# Material for the task:
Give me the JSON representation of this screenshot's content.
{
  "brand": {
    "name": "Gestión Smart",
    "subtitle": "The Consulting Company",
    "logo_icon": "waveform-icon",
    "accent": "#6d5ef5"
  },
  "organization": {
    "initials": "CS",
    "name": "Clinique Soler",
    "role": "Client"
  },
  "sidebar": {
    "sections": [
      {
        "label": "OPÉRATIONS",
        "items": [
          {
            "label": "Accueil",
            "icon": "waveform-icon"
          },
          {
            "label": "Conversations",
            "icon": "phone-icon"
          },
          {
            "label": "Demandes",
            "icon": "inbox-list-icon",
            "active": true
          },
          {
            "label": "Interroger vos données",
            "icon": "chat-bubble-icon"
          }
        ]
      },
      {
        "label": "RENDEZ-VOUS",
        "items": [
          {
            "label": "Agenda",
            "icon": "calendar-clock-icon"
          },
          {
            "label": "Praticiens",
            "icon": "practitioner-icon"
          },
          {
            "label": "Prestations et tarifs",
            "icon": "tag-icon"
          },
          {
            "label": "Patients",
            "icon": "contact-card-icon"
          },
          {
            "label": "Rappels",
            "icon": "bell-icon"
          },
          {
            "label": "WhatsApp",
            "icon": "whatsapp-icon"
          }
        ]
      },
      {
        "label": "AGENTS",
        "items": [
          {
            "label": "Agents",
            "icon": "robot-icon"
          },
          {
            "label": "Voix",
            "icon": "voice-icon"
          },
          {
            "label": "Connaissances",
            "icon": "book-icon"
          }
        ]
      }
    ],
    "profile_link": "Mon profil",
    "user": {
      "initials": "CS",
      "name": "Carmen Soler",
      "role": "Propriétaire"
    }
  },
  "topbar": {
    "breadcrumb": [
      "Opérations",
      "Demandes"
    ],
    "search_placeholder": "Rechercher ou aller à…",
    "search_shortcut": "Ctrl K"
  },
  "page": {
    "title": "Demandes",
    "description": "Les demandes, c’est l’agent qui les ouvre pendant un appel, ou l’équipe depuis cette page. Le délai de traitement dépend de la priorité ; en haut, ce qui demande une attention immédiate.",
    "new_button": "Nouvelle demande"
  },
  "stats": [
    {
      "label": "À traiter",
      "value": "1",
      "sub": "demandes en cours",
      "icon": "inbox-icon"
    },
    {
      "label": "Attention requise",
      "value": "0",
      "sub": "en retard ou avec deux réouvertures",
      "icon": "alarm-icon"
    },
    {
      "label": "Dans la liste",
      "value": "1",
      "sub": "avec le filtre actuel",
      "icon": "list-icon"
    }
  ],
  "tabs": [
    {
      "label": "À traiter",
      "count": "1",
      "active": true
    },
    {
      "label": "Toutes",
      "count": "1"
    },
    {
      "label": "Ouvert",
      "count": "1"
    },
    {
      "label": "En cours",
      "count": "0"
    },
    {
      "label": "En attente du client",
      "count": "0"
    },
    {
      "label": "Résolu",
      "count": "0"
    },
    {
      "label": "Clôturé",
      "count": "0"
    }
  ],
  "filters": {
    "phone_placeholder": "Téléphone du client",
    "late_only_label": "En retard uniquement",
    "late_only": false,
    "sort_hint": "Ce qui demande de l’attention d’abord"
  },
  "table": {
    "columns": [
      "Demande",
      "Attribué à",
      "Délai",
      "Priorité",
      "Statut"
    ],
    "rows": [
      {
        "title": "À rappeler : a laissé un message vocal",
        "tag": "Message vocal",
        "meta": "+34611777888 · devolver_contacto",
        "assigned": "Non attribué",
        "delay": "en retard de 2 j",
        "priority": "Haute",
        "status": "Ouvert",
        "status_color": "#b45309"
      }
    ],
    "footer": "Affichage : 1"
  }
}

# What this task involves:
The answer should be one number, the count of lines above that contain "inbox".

# Solution to the problem:
2